**EXERCISE:**
Lines with the word "data" in them must be copied from the records below.

**MATERIAL FOR THE TASK:**
+ + + + +

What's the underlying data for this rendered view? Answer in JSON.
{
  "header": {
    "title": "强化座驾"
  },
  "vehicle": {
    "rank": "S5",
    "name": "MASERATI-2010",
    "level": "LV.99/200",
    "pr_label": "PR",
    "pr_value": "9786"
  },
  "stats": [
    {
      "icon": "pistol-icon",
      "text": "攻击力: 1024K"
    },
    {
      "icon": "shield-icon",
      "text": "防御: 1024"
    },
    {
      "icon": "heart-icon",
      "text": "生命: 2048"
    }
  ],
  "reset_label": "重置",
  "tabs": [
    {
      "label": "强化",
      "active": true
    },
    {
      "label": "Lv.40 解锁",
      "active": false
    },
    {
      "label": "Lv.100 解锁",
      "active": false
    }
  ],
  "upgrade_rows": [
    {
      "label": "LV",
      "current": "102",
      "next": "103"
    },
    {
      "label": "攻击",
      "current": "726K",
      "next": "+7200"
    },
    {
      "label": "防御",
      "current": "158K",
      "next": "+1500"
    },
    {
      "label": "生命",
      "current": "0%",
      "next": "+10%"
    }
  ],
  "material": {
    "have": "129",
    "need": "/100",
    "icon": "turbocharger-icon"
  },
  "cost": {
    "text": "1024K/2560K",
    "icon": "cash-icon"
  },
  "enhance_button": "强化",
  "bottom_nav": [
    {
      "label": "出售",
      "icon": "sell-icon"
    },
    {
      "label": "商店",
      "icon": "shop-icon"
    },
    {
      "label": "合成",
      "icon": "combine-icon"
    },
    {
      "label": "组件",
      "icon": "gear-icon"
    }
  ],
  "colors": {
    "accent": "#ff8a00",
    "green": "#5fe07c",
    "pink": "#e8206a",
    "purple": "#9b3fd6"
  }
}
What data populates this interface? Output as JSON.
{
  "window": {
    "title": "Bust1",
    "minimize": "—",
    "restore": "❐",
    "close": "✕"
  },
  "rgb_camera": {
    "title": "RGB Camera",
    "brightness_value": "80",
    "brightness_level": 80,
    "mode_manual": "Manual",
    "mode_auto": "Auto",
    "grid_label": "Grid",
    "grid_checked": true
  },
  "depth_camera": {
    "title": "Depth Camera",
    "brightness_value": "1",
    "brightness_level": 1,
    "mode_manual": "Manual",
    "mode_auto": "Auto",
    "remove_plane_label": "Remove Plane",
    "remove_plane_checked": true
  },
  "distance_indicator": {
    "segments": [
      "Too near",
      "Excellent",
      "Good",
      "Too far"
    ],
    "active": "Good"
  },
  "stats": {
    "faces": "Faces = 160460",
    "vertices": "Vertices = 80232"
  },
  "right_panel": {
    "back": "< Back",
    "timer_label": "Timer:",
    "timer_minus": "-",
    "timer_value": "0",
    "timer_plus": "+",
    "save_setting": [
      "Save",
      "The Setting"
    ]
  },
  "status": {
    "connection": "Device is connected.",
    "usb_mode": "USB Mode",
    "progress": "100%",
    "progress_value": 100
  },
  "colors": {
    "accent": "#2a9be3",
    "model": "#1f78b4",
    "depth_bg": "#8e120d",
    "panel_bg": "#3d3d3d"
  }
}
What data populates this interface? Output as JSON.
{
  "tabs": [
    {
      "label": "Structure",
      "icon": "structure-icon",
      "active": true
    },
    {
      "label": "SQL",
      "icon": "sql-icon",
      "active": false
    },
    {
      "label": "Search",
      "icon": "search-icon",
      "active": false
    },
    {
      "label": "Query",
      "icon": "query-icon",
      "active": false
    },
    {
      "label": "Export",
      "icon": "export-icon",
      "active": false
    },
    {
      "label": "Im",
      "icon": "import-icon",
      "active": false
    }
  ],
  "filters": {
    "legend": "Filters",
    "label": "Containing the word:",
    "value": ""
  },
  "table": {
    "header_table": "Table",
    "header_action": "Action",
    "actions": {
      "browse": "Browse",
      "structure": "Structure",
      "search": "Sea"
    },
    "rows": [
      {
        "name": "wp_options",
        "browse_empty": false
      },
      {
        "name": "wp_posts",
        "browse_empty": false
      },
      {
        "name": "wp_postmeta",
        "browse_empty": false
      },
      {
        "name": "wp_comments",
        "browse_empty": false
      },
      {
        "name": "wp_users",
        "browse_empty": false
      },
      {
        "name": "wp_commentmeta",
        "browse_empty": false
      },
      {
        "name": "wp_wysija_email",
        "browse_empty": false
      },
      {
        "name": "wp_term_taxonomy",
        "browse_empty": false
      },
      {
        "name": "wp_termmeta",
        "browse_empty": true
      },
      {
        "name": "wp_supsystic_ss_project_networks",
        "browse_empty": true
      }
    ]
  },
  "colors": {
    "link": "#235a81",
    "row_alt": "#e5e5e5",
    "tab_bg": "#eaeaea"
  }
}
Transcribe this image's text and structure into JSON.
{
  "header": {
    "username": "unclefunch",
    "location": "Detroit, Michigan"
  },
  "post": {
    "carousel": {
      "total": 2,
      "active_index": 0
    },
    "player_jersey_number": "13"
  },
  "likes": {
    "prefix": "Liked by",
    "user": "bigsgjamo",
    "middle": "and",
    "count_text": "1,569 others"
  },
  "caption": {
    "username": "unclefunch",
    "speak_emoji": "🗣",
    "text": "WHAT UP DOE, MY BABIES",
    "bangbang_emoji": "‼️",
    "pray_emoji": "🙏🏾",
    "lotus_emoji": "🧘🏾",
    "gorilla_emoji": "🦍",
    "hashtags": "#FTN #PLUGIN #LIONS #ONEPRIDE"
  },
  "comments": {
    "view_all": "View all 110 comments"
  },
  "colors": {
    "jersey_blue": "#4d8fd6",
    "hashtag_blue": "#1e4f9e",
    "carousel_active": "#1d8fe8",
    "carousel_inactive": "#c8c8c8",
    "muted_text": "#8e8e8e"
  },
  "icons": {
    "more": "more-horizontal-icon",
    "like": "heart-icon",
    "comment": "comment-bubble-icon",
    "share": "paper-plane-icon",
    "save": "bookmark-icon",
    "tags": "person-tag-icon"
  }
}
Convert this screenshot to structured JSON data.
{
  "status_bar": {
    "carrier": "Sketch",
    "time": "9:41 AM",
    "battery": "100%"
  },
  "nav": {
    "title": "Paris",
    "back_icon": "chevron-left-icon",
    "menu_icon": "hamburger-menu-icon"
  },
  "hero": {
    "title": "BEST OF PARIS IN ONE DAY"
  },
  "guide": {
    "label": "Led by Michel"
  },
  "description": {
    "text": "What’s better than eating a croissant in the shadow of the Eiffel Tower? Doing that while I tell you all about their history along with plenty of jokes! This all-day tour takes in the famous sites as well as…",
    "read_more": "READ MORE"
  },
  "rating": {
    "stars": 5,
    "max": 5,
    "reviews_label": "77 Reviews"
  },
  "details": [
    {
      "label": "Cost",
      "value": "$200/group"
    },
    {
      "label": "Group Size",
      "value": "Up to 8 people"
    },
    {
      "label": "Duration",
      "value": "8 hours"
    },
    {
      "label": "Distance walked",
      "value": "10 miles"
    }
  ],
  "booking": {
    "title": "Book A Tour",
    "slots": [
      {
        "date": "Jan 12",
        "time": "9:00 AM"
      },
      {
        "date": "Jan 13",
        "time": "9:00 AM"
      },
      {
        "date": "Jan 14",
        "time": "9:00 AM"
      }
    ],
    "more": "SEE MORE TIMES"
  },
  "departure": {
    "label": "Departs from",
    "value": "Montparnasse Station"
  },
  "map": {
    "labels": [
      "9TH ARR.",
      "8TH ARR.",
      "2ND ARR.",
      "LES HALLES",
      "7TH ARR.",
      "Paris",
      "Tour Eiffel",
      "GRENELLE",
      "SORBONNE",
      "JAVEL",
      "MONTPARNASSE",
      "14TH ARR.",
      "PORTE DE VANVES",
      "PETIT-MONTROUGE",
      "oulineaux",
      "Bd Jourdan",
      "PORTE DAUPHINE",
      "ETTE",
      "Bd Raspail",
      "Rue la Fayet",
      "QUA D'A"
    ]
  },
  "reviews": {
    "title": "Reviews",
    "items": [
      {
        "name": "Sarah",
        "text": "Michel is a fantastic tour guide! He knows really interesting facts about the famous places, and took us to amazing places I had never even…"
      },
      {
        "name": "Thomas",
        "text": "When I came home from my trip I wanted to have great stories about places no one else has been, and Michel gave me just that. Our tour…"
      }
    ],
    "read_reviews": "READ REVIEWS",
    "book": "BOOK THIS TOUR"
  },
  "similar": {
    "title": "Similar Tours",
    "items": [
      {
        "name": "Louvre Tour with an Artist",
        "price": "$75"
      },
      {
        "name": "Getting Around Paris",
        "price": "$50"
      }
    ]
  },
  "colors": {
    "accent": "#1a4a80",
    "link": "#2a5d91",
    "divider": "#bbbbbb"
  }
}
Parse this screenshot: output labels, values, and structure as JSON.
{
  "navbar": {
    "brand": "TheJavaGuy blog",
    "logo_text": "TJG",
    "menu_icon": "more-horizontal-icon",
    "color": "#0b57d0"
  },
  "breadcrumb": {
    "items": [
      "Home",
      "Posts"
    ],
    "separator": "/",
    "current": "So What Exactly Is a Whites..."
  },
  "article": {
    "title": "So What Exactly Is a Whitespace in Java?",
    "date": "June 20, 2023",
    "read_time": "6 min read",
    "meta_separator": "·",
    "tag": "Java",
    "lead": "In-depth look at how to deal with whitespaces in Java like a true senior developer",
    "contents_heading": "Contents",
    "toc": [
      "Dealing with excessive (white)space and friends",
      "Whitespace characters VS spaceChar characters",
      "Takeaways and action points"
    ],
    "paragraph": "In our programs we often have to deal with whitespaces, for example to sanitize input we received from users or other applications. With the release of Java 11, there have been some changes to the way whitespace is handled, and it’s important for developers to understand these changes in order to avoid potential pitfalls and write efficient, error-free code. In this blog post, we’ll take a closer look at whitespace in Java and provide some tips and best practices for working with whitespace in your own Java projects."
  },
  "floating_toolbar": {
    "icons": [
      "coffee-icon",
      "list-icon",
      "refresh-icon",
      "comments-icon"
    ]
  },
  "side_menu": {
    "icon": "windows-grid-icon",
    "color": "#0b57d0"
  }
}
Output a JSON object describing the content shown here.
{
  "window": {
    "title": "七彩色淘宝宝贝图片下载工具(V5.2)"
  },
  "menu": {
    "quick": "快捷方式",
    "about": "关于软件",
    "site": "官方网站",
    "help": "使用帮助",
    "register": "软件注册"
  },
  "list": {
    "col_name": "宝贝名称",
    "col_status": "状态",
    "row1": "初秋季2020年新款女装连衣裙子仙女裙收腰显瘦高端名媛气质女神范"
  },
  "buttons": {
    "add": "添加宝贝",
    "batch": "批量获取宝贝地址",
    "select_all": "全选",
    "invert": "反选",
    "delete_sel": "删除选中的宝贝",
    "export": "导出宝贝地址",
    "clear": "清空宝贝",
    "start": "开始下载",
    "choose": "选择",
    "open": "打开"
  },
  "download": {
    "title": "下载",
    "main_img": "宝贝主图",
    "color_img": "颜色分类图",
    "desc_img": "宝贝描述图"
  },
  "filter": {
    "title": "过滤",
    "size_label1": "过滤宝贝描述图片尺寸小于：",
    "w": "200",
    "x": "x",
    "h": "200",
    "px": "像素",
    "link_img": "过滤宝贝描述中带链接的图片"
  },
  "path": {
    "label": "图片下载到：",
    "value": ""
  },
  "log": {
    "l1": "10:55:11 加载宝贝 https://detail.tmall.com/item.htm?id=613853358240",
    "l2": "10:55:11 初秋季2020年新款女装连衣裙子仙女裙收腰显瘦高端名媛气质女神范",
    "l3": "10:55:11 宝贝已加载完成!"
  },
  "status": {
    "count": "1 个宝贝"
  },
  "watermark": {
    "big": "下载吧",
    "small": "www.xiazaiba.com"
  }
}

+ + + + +

**EXERCISE ANSWER:**
What's the underlying data for this rendered view? Answer in JSON.
What data populates this interface? Output as JSON.
What data populates this interface? Output as JSON.
Convert this screenshot to structured JSON data.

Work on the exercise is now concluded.